● EXERCISE PROMPT
Could you return each line of the material that has "subtitle" in it?

● DATASET RECORDS
'''
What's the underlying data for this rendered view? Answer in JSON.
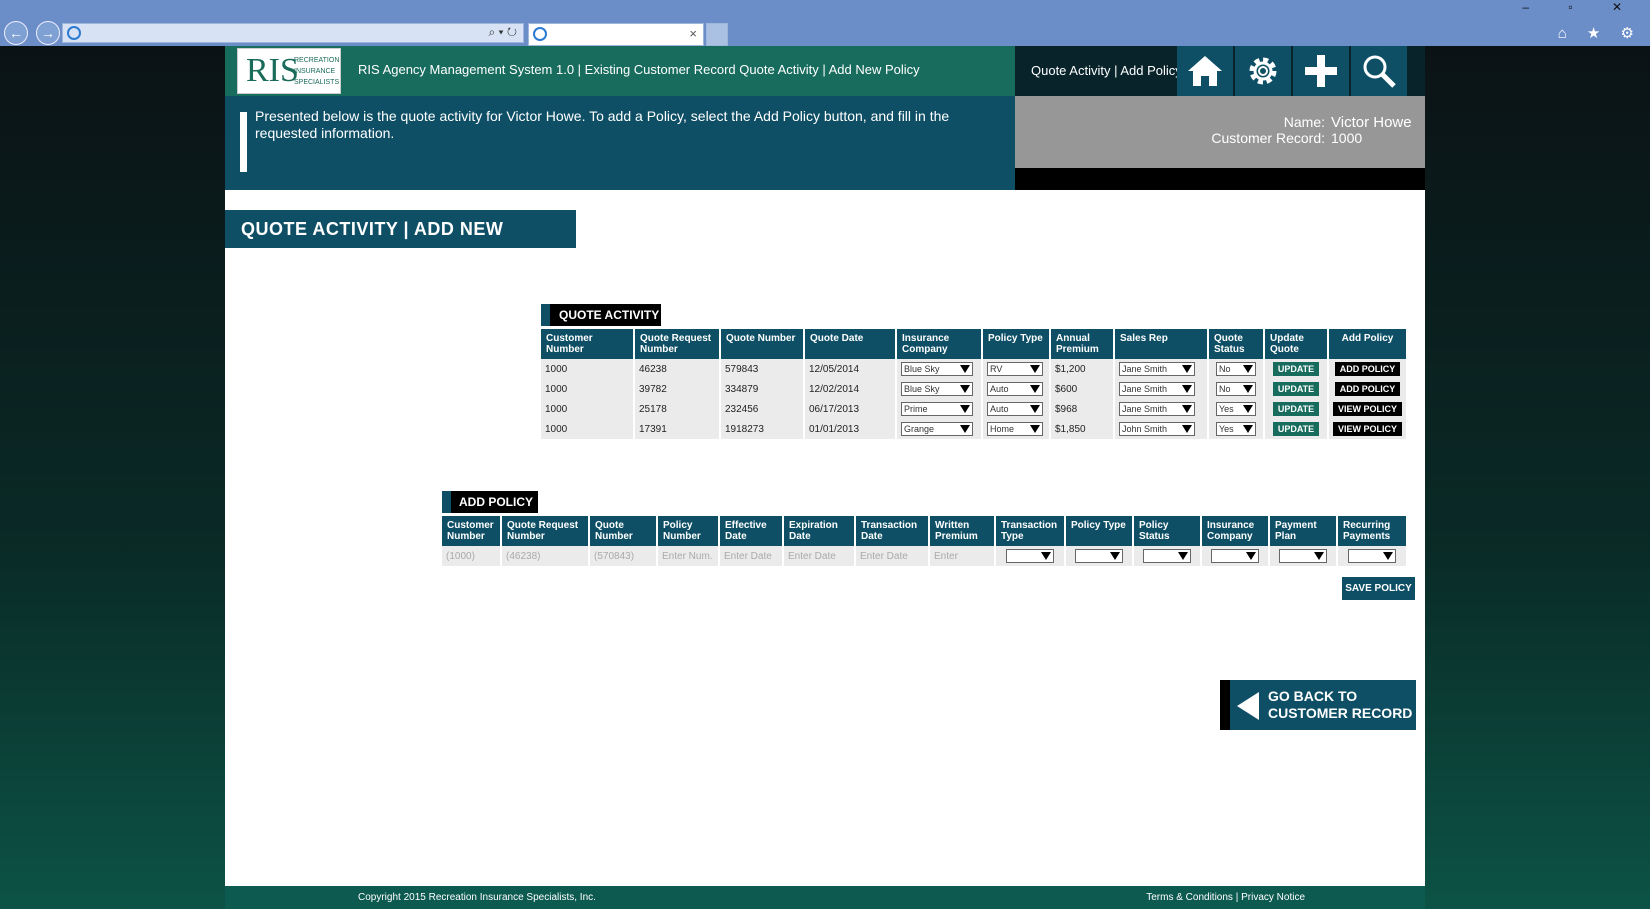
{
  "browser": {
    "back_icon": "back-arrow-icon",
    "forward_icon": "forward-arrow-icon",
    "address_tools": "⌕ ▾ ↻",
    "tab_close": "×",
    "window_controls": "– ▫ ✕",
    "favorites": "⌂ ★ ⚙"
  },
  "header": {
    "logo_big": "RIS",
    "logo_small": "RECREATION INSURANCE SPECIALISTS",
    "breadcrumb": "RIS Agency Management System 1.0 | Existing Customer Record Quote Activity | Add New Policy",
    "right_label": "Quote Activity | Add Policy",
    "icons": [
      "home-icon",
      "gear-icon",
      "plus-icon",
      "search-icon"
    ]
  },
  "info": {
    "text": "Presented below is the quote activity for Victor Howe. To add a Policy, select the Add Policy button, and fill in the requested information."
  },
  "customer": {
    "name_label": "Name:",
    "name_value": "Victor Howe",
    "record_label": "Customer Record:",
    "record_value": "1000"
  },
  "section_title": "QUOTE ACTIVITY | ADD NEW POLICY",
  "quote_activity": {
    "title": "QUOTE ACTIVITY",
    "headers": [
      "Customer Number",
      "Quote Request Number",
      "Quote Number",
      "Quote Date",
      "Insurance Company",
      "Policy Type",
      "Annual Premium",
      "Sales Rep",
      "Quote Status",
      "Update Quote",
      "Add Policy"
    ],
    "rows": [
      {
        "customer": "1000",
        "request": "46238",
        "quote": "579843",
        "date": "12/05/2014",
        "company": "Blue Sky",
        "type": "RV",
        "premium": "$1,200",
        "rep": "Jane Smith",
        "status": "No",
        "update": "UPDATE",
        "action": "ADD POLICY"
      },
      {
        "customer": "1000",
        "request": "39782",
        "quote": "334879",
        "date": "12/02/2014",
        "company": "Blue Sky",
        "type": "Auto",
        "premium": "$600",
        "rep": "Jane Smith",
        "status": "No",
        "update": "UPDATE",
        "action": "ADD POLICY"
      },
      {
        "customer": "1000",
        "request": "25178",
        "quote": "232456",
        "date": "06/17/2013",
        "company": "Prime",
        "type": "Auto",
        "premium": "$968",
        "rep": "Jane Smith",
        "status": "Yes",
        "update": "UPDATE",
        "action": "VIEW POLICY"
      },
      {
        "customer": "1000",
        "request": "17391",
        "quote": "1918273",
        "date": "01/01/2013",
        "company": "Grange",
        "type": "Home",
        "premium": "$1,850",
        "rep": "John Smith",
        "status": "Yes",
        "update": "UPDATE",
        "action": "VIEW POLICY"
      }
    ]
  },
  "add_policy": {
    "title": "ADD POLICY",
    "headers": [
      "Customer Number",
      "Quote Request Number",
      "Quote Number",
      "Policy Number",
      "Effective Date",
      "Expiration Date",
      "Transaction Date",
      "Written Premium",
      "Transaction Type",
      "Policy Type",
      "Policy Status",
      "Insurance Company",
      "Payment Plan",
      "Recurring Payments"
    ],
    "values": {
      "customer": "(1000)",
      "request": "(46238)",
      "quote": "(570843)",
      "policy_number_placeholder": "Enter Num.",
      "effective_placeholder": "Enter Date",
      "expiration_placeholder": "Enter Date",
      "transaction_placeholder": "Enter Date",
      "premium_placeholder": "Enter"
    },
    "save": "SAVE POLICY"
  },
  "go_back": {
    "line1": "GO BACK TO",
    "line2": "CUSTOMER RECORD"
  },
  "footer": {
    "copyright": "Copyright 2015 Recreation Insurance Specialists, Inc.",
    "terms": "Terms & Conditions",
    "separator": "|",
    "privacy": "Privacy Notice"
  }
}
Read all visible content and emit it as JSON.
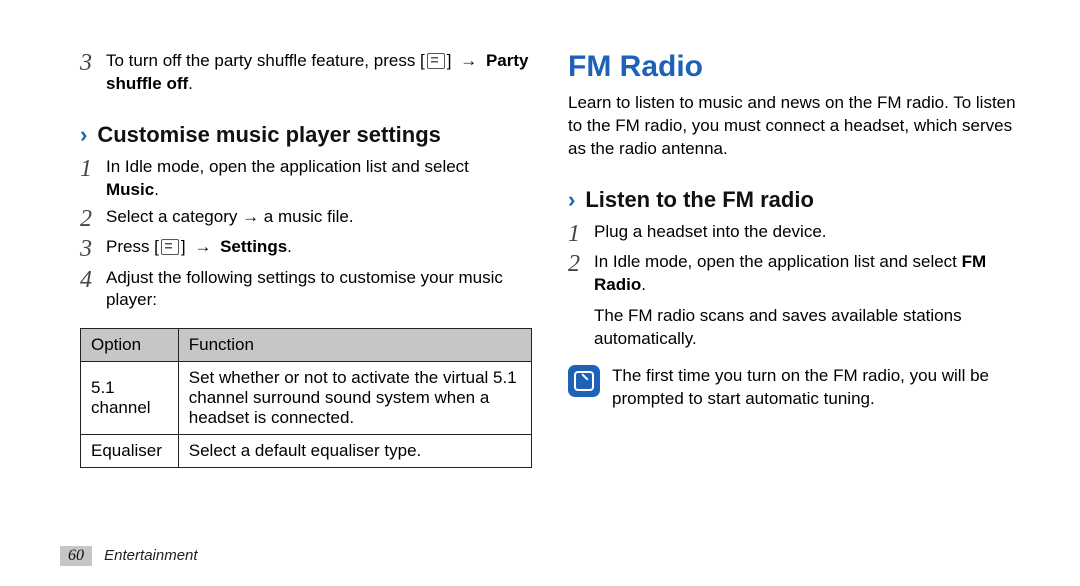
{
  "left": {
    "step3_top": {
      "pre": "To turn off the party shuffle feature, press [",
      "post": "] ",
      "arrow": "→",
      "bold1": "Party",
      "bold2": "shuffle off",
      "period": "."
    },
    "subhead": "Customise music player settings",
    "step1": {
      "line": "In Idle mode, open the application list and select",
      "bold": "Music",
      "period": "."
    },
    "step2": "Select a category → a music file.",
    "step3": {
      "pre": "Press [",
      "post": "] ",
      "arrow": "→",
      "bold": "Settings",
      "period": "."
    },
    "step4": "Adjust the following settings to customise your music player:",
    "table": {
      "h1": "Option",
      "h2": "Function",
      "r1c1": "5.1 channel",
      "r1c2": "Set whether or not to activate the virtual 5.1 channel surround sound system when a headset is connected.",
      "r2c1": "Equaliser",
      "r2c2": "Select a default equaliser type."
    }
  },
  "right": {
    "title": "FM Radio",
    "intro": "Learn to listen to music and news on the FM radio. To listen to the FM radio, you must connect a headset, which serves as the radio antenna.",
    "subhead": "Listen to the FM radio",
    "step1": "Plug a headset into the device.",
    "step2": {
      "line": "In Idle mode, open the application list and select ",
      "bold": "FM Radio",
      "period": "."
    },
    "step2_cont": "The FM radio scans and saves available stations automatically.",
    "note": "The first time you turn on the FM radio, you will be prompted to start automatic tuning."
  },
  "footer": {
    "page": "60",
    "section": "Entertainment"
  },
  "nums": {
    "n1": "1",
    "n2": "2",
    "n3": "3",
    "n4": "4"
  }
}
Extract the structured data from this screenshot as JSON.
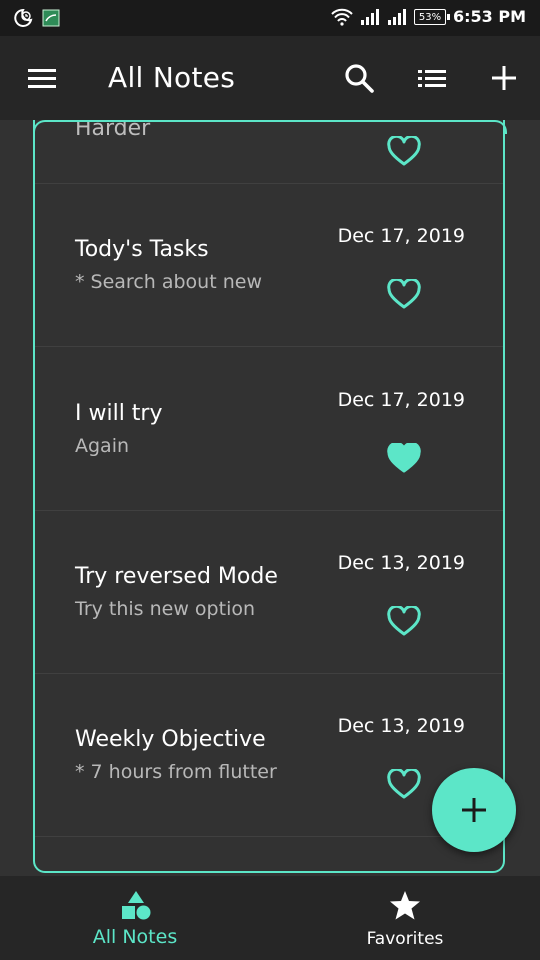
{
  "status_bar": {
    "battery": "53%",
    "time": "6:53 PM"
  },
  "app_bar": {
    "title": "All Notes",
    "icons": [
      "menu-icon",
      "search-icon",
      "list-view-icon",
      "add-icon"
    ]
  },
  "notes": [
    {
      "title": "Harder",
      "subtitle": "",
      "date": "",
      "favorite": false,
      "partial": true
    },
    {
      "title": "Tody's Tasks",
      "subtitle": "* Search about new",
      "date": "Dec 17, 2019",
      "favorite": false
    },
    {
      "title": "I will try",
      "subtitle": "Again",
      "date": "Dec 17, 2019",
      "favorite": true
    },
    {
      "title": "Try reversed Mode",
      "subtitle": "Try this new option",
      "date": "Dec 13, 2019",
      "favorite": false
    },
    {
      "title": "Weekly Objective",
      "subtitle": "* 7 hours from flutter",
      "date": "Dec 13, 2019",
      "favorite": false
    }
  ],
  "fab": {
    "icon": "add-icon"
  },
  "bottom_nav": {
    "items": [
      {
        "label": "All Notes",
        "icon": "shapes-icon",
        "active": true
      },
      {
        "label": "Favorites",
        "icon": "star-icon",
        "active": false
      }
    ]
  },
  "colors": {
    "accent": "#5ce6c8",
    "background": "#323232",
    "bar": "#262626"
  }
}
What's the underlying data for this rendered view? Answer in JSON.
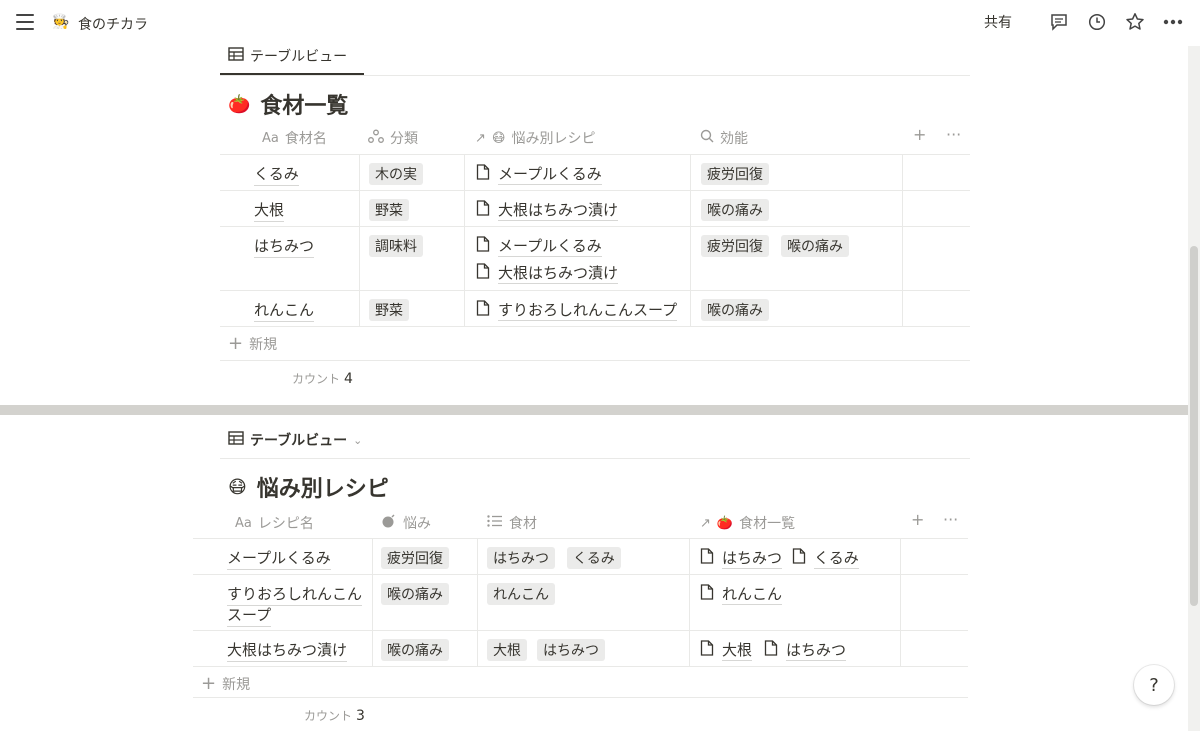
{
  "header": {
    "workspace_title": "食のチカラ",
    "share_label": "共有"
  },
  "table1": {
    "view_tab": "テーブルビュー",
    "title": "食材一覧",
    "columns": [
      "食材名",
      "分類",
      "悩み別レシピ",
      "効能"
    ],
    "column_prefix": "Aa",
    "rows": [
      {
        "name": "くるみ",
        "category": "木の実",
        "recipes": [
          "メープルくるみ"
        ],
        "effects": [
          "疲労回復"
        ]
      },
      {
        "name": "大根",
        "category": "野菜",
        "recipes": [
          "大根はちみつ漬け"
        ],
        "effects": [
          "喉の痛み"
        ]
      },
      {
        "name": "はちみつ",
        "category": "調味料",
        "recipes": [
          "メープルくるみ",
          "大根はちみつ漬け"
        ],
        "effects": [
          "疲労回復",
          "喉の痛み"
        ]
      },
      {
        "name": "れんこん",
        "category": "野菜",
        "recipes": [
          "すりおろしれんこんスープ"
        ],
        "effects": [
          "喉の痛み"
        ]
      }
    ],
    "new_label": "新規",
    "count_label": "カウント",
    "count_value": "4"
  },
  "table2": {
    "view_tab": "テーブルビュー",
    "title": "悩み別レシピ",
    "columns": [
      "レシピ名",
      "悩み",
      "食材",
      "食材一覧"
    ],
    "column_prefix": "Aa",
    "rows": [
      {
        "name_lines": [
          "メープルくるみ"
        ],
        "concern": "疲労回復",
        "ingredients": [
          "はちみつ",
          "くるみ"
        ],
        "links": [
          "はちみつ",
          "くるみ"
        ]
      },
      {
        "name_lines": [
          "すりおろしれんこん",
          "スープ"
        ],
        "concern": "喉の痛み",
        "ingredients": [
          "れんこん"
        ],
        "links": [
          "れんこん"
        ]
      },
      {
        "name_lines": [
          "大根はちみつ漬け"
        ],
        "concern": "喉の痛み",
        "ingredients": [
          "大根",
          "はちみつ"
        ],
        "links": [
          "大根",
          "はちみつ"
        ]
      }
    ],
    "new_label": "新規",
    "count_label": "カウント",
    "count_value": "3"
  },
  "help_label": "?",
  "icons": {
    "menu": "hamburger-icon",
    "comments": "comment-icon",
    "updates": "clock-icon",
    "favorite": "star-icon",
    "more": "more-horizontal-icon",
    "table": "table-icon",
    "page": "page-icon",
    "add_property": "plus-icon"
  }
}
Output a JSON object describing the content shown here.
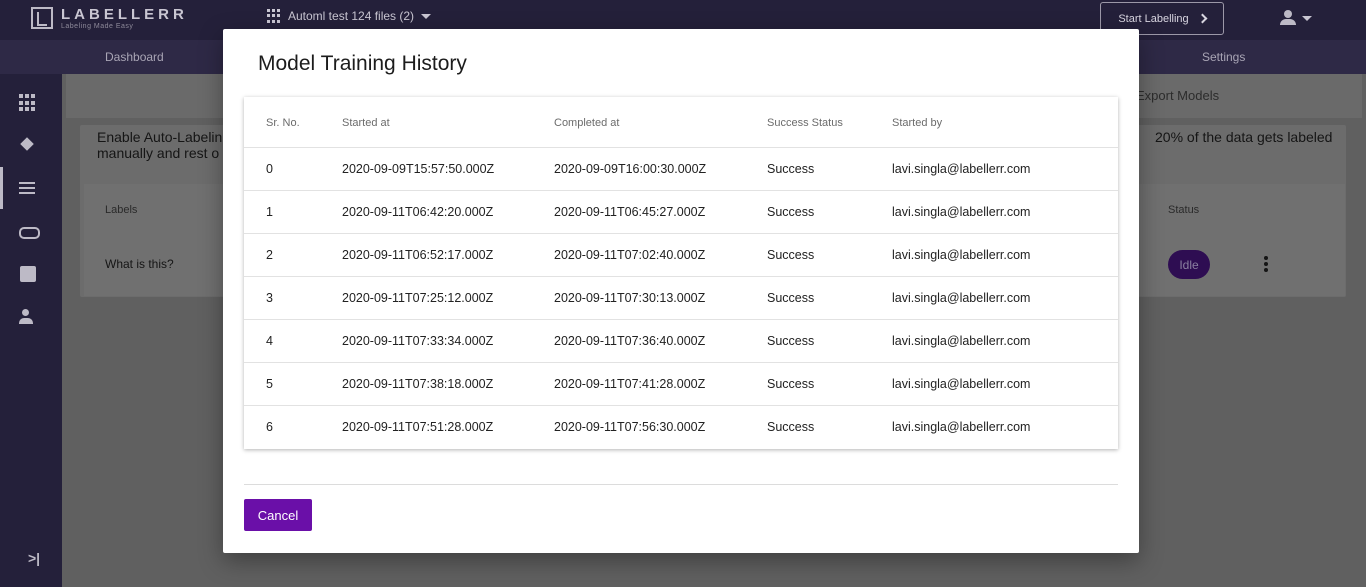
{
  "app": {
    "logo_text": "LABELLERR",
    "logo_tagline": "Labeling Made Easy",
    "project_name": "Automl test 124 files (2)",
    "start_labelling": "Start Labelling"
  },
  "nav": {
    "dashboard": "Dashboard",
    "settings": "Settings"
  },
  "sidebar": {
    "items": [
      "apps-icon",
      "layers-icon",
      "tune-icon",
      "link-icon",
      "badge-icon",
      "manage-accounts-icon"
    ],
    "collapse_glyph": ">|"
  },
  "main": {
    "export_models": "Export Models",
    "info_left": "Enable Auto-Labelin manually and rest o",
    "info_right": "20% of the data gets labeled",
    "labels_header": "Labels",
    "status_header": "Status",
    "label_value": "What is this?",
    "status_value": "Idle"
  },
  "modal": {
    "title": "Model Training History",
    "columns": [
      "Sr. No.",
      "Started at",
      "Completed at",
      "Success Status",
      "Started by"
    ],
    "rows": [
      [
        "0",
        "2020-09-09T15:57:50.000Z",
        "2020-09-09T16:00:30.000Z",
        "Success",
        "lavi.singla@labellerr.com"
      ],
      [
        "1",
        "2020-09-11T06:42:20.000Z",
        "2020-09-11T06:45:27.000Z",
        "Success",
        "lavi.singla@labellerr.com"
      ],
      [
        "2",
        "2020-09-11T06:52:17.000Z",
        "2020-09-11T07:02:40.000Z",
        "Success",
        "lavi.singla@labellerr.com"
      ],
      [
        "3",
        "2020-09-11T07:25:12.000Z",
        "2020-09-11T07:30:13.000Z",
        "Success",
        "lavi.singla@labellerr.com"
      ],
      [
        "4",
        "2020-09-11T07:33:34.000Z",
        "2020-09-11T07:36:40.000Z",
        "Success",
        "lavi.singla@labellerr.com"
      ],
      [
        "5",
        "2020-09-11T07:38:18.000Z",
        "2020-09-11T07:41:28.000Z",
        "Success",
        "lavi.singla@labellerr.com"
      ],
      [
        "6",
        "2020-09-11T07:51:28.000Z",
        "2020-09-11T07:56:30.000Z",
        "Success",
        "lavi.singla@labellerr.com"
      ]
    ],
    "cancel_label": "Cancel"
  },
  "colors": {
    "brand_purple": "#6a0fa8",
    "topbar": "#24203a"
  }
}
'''
● ANSWER SPACE
      "subtitle": "",
      "subtitle": "* Search about new",
      "subtitle": "Again",
      "subtitle": "Try this new option",
      "subtitle": "* 7 hours from flutter",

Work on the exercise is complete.